Coffee drinking as a common practice begins in the mid-15th Century with the rise of commercial coffee interests, which raises the question, was coffee a product seeking a market or was it a market waiting for increased supply?  Qatt and coffee are contemporaries with qatt coming into general use before coffee.  Qatt may have created the market only to be supplanted by coffee.


Except in the context of the 16th Century Middle East and Italy, coffee is a modern beverage.  Even where it was in general use by the end of the Italian renaissance, the beverage appears to have been a novelty – served separately from meals and as an adjunct to pleasurable activities such as smoking, thought and discussion.  Its use in the effort to recreate Renaissance cooking will be limited to those occasions where it would be appropriate to serve as an after dinner curiosity.




Allen, Stewart Lee, The Devil's Cup; Coffee, the Driving Force in History, New York, Soho Press, 1999.


Annequin, Guy, Little Known Civilizations of the Red Sea, Geneva, Ferni Publishers, 1979.

BHM, (1998, June), Avicenna (abu-AliSina or Ebna Sina); [Online], Available: http://www.ed.ac.uk/~bhm/avicenna.html


Hattox, Ralph S., Coffee and Coffeehouses; The Origins of a Social Beverage in the Medieval Near East; Seattle, University of Washington, 1985.


Heise, Ulla, Coffee and Coffeehouses; West Chester, PA, Schiffer Publishing, 1987.


Kolpas, Norman, A Cup of Coffee; New York, Grove Press, 1993.


Narasimhacrya, Rao Bahader R. A., "The Baba-Budan Mountain," The Quarterly Journal of the Mythic Society, Mysore; Vol. VII, No. 2, January, 1917, pg. 105; [Online], Available: https://indianhistorybooks5.files.wordpress.com/2015/04/4990010047643-the-quarterly-journal-of-the-mythic-societyvol-71916-1917-n-a-374p-social-science-english-1917.pdf


Schafer, Charles and Violet, Coffee; San Francisco, Yerba Buena Press, 1978.


Schapira, Joel and others, The Book of Coffee and Tea; New York, St. Martin's Press, 1975.


Trager, James, The Food Chronology; New York, Henry Holt and Company, 1995.


Ukers, William H., All About Coffee, 2nd Edition; New York, The Tea and Coffee Trade Journal Company, 1935.


Wheeler, Stephen Edward, "Terry, Edward," Dictionary of National Biography, 1885-1900, Volume 56; [Online], Available: https://en.wikisource.org/wiki/Terry,_Edward_(DNB00)


Zahoor, Dr. A., (1998, June), ABU ALI AL-HUSSAIN IBN ABDALLAH IBN SINA (Avicenna); [Online], Available:  http://www.erols.zenithco/sina.html


Zahoor, Dr. A., (1998, June), ABU BAKR MUHAMMAD BIN ZAKARIYA AR-RAZI (Rhazes); [Online], Available:  http://www.erols.zenithco/razi.html

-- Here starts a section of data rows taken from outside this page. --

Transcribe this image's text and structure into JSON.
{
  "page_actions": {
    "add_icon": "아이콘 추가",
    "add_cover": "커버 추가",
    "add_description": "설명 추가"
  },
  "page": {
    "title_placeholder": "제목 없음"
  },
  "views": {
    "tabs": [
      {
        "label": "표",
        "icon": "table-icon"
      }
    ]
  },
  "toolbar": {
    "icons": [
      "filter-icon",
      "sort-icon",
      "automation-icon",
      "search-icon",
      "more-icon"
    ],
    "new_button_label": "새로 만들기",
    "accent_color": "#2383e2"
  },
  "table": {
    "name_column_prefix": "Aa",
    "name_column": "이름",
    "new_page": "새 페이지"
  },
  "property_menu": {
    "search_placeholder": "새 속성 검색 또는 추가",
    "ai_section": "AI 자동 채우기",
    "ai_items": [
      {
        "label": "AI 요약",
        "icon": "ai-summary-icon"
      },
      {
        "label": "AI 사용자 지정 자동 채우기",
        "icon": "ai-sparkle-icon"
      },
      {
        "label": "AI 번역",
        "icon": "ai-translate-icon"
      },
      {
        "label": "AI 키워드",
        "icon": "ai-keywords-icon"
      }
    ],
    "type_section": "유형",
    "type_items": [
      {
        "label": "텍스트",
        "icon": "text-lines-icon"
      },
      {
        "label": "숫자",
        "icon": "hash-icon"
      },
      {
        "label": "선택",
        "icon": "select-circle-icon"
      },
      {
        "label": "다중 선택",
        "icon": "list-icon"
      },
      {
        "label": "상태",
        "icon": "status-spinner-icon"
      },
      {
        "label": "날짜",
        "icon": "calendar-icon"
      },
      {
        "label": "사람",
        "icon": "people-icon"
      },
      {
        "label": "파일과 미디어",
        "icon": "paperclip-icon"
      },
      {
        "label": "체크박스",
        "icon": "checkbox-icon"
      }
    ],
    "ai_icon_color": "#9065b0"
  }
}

Author's Note:


For those interested in delving deeper into the history of coffee, the volumes by Hattox and Ukers are suggested reading. Their works are a pleasant contrast to the slipshod scholarship and numerous errors of other works on the subject.  Both books are extensively researched, and represent the best scholarly work available.

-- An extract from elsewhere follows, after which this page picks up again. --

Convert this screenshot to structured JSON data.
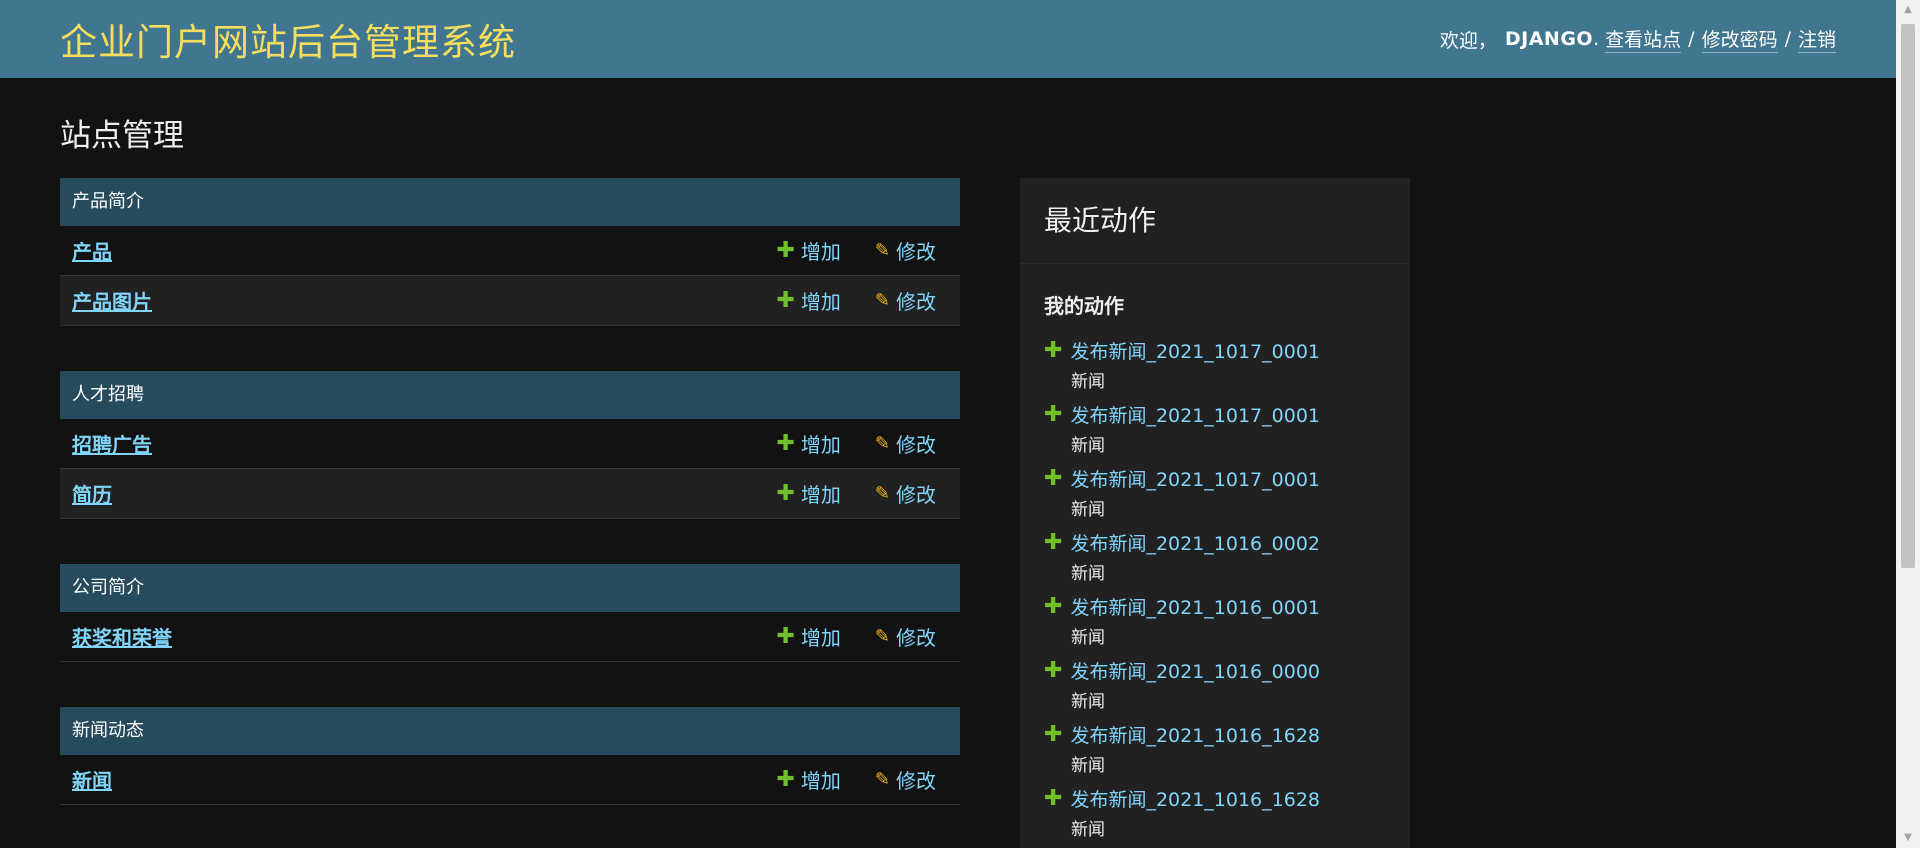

Hattox focuses on the history and social implications of coffee in the Middle East from its appearance as a beverage through its general acceptance and widespread use.  Ukers covers all aspects of coffee including history, its appearance in art and literature, cultivation and production.


Copyright 1998, 2015 by Terry D. Decker, P.O. Box 720338, Norman, OK 73072. <t.d.decker at att.net>. Permission is granted for republication in SCA-related publications, provided the author is credited and receives a copy.


If this article is reprinted in a publication, I would appreciate a notice in the publication that you found this article in the Florilegium. I would also appreciate an email to myself, so that I can track which articles are being reprinted. Thanks. -Stefan.


<the end>

Formatting copyright © Mark S. Harris (THLord Stefan li Rous).
All other copyrights are property of the original article and message authors.

Comments to the Editor: stefan at florilegium.org